Eddy RobinsonBorn and raised in Toronto the largest city in Canada, Eddy Robinson Anishinaabe/Muskegowuk Cree did not enjoy a childhood of privilege. This narrative is not unique and is shared in similar ways by many other Indigenous people throughout North America. It was not until his adult years that he really begun to understand the legacy of his father’s experience at the Chapleau Indian Residential School and Shingwauk Indian Residential School.
Mr. Robinson has worked and advocated for many Indigenous communities locally, provincially and nationally for the past 25 years. The Dewegun (Dee-Way-Gun which means Drum) first set Robinson on a good path in life leading to many other important sources that contributed to the rediscovery of his identity; Anishinaabe ceremonies, Indigenous literature & film, leaders, Traditional Teachers and Elders.

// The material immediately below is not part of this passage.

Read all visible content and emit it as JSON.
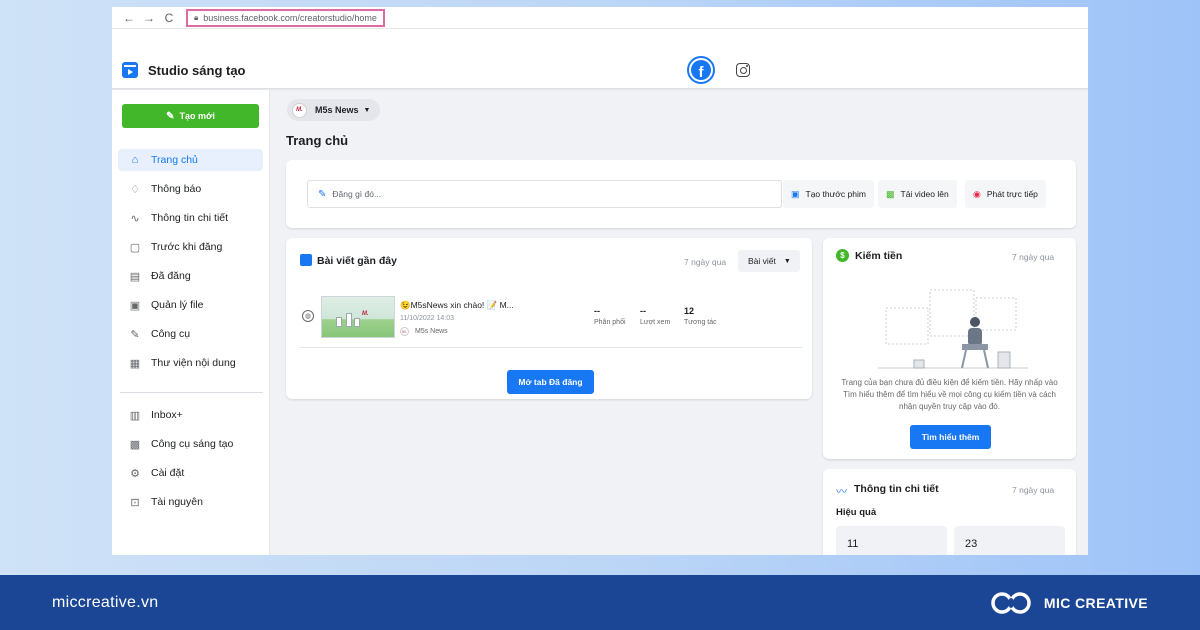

Tomson HighwayTomson Highway is the proud son of legendary caribou hunter and world championship dogsled racer, Joe Highway, and artist-in-her-own-right (as bead-worker and quilt-maker extraordinaire), Pelagie Highway. A full-blood Cree, he is a registered member of the Barren Lands First Nation, the village for which is called Brochet (pronounced “Bro-shay”) and which village is located in northern Manitoba where it meets Saskatchewan and what is now called Nunavut. Today, he writes novels, plays, and music for a living. Having studied music and English literature at the Universities of Manitoba (Winnipeg) and Western Ontario (London), as well as in England, he earned both his Bachelor of Music Honours (Piano Performance major, 1975) and the equivalent of a Bachelor of Arts (English major, 1976), both from “Western.”